··· ENTRIES PROVIDED
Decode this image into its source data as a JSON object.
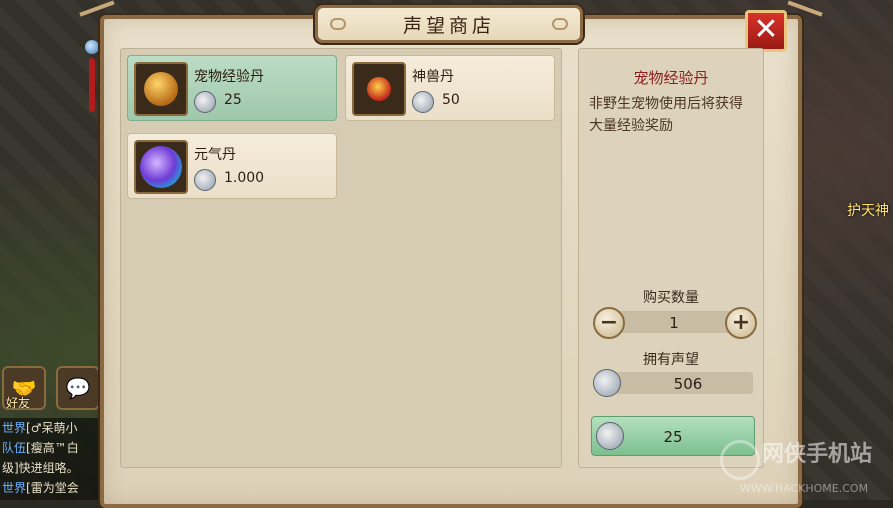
{
  "dialog": {
    "title": "声望商店",
    "close_label": "✕"
  },
  "items": [
    {
      "name": "宠物经验丹",
      "price": "25",
      "selected": true
    },
    {
      "name": "神兽丹",
      "price": "50",
      "selected": false
    },
    {
      "name": "元气丹",
      "price": "1.000",
      "selected": false
    }
  ],
  "detail": {
    "title": "宠物经验丹",
    "description": "非野生宠物使用后将获得大量经验奖励",
    "quantity_label": "购买数量",
    "quantity": "1",
    "minus_label": "−",
    "plus_label": "+",
    "owned_label": "拥有声望",
    "owned_value": "506",
    "buy_price": "25"
  },
  "hud": {
    "friend_label": "好友",
    "protect_label": "护天神",
    "chat": [
      {
        "channel": "世界",
        "text": "[♂呆萌小"
      },
      {
        "channel": "队伍",
        "text": "[瘦高™白"
      },
      {
        "channel": "",
        "text": "级]快进组咯。"
      },
      {
        "channel": "世界",
        "text": "[雷为堂会"
      }
    ]
  },
  "watermark": {
    "main": "网侠手机站",
    "sub": "WWW.HACKHOME.COM"
  },
  "colors": {
    "selected_item": "#9fc8ab",
    "title_red": "#8b1e1e",
    "close_red": "#c12a22",
    "frame": "#8b6a43"
  }
}
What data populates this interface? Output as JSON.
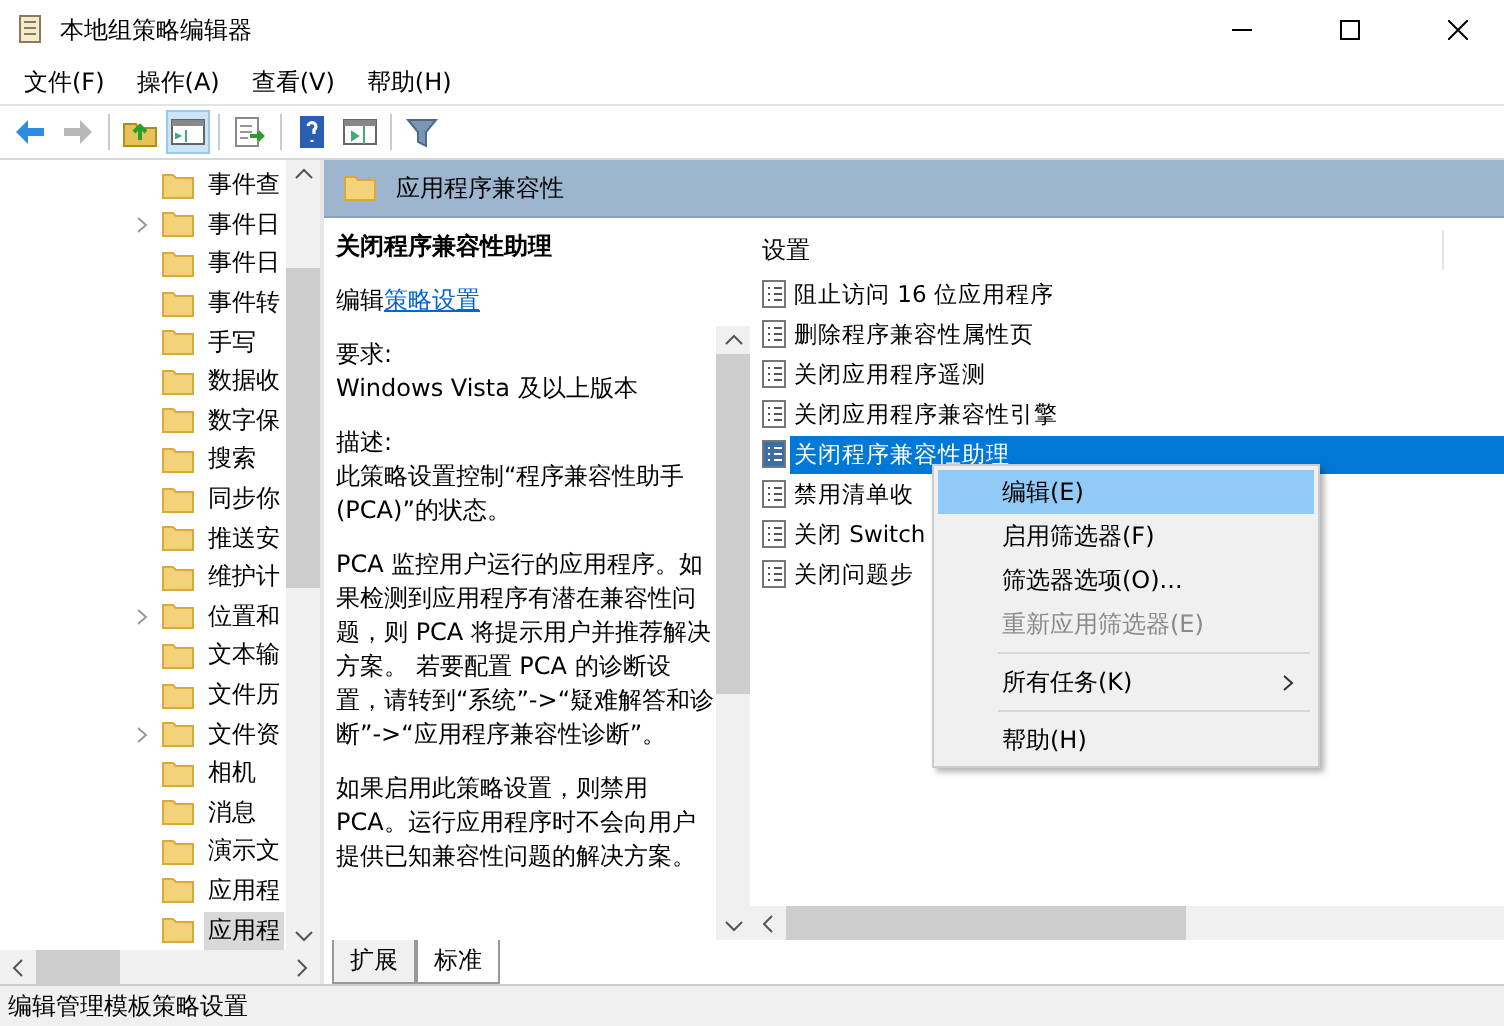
{
  "window": {
    "title": "本地组策略编辑器"
  },
  "menu": [
    "文件(F)",
    "操作(A)",
    "查看(V)",
    "帮助(H)"
  ],
  "toolbar": [
    {
      "kind": "back",
      "disabled": false,
      "on": false
    },
    {
      "kind": "forward",
      "disabled": true,
      "on": false
    },
    {
      "kind": "up",
      "disabled": false,
      "on": false
    },
    {
      "kind": "tree",
      "disabled": false,
      "on": true
    },
    {
      "kind": "export",
      "disabled": false,
      "on": false
    },
    {
      "kind": "help",
      "disabled": false,
      "on": false
    },
    {
      "kind": "pane",
      "disabled": false,
      "on": false
    },
    {
      "kind": "filter",
      "disabled": false,
      "on": false
    }
  ],
  "tree": {
    "items": [
      {
        "label": "事件查",
        "expandable": false,
        "selected": false
      },
      {
        "label": "事件日",
        "expandable": true,
        "selected": false
      },
      {
        "label": "事件日",
        "expandable": false,
        "selected": false
      },
      {
        "label": "事件转",
        "expandable": false,
        "selected": false
      },
      {
        "label": "手写",
        "expandable": false,
        "selected": false
      },
      {
        "label": "数据收",
        "expandable": false,
        "selected": false
      },
      {
        "label": "数字保",
        "expandable": false,
        "selected": false
      },
      {
        "label": "搜索",
        "expandable": false,
        "selected": false
      },
      {
        "label": "同步你",
        "expandable": false,
        "selected": false
      },
      {
        "label": "推送安",
        "expandable": false,
        "selected": false
      },
      {
        "label": "维护计",
        "expandable": false,
        "selected": false
      },
      {
        "label": "位置和",
        "expandable": true,
        "selected": false
      },
      {
        "label": "文本输",
        "expandable": false,
        "selected": false
      },
      {
        "label": "文件历",
        "expandable": false,
        "selected": false
      },
      {
        "label": "文件资",
        "expandable": true,
        "selected": false
      },
      {
        "label": "相机",
        "expandable": false,
        "selected": false
      },
      {
        "label": "消息",
        "expandable": false,
        "selected": false
      },
      {
        "label": "演示文",
        "expandable": false,
        "selected": false
      },
      {
        "label": "应用程",
        "expandable": false,
        "selected": false
      },
      {
        "label": "应用程",
        "expandable": false,
        "selected": true
      }
    ]
  },
  "header": {
    "title": "应用程序兼容性"
  },
  "description": {
    "title": "关闭程序兼容性助理",
    "edit_prefix": "编辑",
    "edit_link": "策略设置",
    "requirements_label": "要求:",
    "requirements": "Windows Vista 及以上版本",
    "description_label": "描述:",
    "paragraphs": [
      "此策略设置控制“程序兼容性助手 (PCA)”的状态。",
      "PCA 监控用户运行的应用程序。如果检测到应用程序有潜在兼容性问题，则 PCA 将提示用户并推荐解决方案。 若要配置 PCA 的诊断设置，请转到“系统”->“疑难解答和诊断”->“应用程序兼容性诊断”。",
      "如果启用此策略设置，则禁用 PCA。运行应用程序时不会向用户提供已知兼容性问题的解决方案。"
    ]
  },
  "settings": {
    "column": "设置",
    "rows": [
      {
        "label": "阻止访问 16 位应用程序",
        "selected": false
      },
      {
        "label": "删除程序兼容性属性页",
        "selected": false
      },
      {
        "label": "关闭应用程序遥测",
        "selected": false
      },
      {
        "label": "关闭应用程序兼容性引擎",
        "selected": false
      },
      {
        "label": "关闭程序兼容性助理",
        "selected": true
      },
      {
        "label": "禁用清单收",
        "selected": false
      },
      {
        "label": "关闭 Switch",
        "selected": false
      },
      {
        "label": "关闭问题步",
        "selected": false
      }
    ]
  },
  "tabs": [
    {
      "label": "扩展",
      "selected": false
    },
    {
      "label": "标准",
      "selected": true
    }
  ],
  "context_menu": [
    {
      "kind": "item",
      "label": "编辑(E)",
      "highlighted": true,
      "disabled": false
    },
    {
      "kind": "item",
      "label": "启用筛选器(F)",
      "highlighted": false,
      "disabled": false
    },
    {
      "kind": "item",
      "label": "筛选器选项(O)...",
      "highlighted": false,
      "disabled": false
    },
    {
      "kind": "item",
      "label": "重新应用筛选器(E)",
      "highlighted": false,
      "disabled": true
    },
    {
      "kind": "separator"
    },
    {
      "kind": "submenu",
      "label": "所有任务(K)",
      "highlighted": false,
      "disabled": false
    },
    {
      "kind": "separator"
    },
    {
      "kind": "item",
      "label": "帮助(H)",
      "highlighted": false,
      "disabled": false
    }
  ],
  "status_bar": "编辑管理模板策略设置"
}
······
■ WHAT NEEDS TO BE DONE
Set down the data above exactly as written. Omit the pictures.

■ COMPLETED TASK
Decode this image into its source data as a JSON object.
{
  "dialog": {
    "title": "声望商店",
    "close_label": "✕"
  },
  "items": [
    {
      "name": "宠物经验丹",
      "price": "25",
      "selected": true
    },
    {
      "name": "神兽丹",
      "price": "50",
      "selected": false
    },
    {
      "name": "元气丹",
      "price": "1.000",
      "selected": false
    }
  ],
  "detail": {
    "title": "宠物经验丹",
    "description": "非野生宠物使用后将获得大量经验奖励",
    "quantity_label": "购买数量",
    "quantity": "1",
    "minus_label": "−",
    "plus_label": "+",
    "owned_label": "拥有声望",
    "owned_value": "506",
    "buy_price": "25"
  },
  "hud": {
    "friend_label": "好友",
    "protect_label": "护天神",
    "chat": [
      {
        "channel": "世界",
        "text": "[♂呆萌小"
      },
      {
        "channel": "队伍",
        "text": "[瘦高™白"
      },
      {
        "channel": "",
        "text": "级]快进组咯。"
      },
      {
        "channel": "世界",
        "text": "[雷为堂会"
      }
    ]
  },
  "watermark": {
    "main": "网侠手机站",
    "sub": "WWW.HACKHOME.COM"
  },
  "colors": {
    "selected_item": "#9fc8ab",
    "title_red": "#8b1e1e",
    "close_red": "#c12a22",
    "frame": "#8b6a43"
  }
}
What data populates this interface? Output as JSON.
{
  "window": {
    "title": "本地组策略编辑器"
  },
  "menu": [
    "文件(F)",
    "操作(A)",
    "查看(V)",
    "帮助(H)"
  ],
  "toolbar": [
    {
      "kind": "back",
      "disabled": false,
      "on": false
    },
    {
      "kind": "forward",
      "disabled": true,
      "on": false
    },
    {
      "kind": "up",
      "disabled": false,
      "on": false
    },
    {
      "kind": "tree",
      "disabled": false,
      "on": true
    },
    {
      "kind": "export",
      "disabled": false,
      "on": false
    },
    {
      "kind": "help",
      "disabled": false,
      "on": false
    },
    {
      "kind": "pane",
      "disabled": false,
      "on": false
    },
    {
      "kind": "filter",
      "disabled": false,
      "on": false
    }
  ],
  "tree": {
    "items": [
      {
        "label": "事件查",
        "expandable": false,
        "selected": false
      },
      {
        "label": "事件日",
        "expandable": true,
        "selected": false
      },
      {
        "label": "事件日",
        "expandable": false,
        "selected": false
      },
      {
        "label": "事件转",
        "expandable": false,
        "selected": false
      },
      {
        "label": "手写",
        "expandable": false,
        "selected": false
      },
      {
        "label": "数据收",
        "expandable": false,
        "selected": false
      },
      {
        "label": "数字保",
        "expandable": false,
        "selected": false
      },
      {
        "label": "搜索",
        "expandable": false,
        "selected": false
      },
      {
        "label": "同步你",
        "expandable": false,
        "selected": false
      },
      {
        "label": "推送安",
        "expandable": false,
        "selected": false
      },
      {
        "label": "维护计",
        "expandable": false,
        "selected": false
      },
      {
        "label": "位置和",
        "expandable": true,
        "selected": false
      },
      {
        "label": "文本输",
        "expandable": false,
        "selected": false
      },
      {
        "label": "文件历",
        "expandable": false,
        "selected": false
      },
      {
        "label": "文件资",
        "expandable": true,
        "selected": false
      },
      {
        "label": "相机",
        "expandable": false,
        "selected": false
      },
      {
        "label": "消息",
        "expandable": false,
        "selected": false
      },
      {
        "label": "演示文",
        "expandable": false,
        "selected": false
      },
      {
        "label": "应用程",
        "expandable": false,
        "selected": false
      },
      {
        "label": "应用程",
        "expandable": false,
        "selected": true
      }
    ]
  },
  "header": {
    "title": "应用程序兼容性"
  },
  "description": {
    "title": "关闭程序兼容性助理",
    "edit_prefix": "编辑",
    "edit_link": "策略设置",
    "requirements_label": "要求:",
    "requirements": "Windows Vista 及以上版本",
    "description_label": "描述:",
    "paragraphs": [
      "此策略设置控制“程序兼容性助手 (PCA)”的状态。",
      "PCA 监控用户运行的应用程序。如果检测到应用程序有潜在兼容性问题，则 PCA 将提示用户并推荐解决方案。 若要配置 PCA 的诊断设置，请转到“系统”->“疑难解答和诊断”->“应用程序兼容性诊断”。",
      "如果启用此策略设置，则禁用 PCA。运行应用程序时不会向用户提供已知兼容性问题的解决方案。"
    ]
  },
  "settings": {
    "column": "设置",
    "rows": [
      {
        "label": "阻止访问 16 位应用程序",
        "selected": false
      },
      {
        "label": "删除程序兼容性属性页",
        "selected": false
      },
      {
        "label": "关闭应用程序遥测",
        "selected": false
      },
      {
        "label": "关闭应用程序兼容性引擎",
        "selected": false
      },
      {
        "label": "关闭程序兼容性助理",
        "selected": true
      },
      {
        "label": "禁用清单收",
        "selected": false
      },
      {
        "label": "关闭 Switch",
        "selected": false
      },
      {
        "label": "关闭问题步",
        "selected": false
      }
    ]
  },
  "tabs": [
    {
      "label": "扩展",
      "selected": false
    },
    {
      "label": "标准",
      "selected": true
    }
  ],
  "context_menu": [
    {
      "kind": "item",
      "label": "编辑(E)",
      "highlighted": true,
      "disabled": false
    },
    {
      "kind": "item",
      "label": "启用筛选器(F)",
      "highlighted": false,
      "disabled": false
    },
    {
      "kind": "item",
      "label": "筛选器选项(O)...",
      "highlighted": false,
      "disabled": false
    },
    {
      "kind": "item",
      "label": "重新应用筛选器(E)",
      "highlighted": false,
      "disabled": true
    },
    {
      "kind": "separator"
    },
    {
      "kind": "submenu",
      "label": "所有任务(K)",
      "highlighted": false,
      "disabled": false
    },
    {
      "kind": "separator"
    },
    {
      "kind": "item",
      "label": "帮助(H)",
      "highlighted": false,
      "disabled": false
    }
  ],
  "status_bar": "编辑管理模板策略设置"
}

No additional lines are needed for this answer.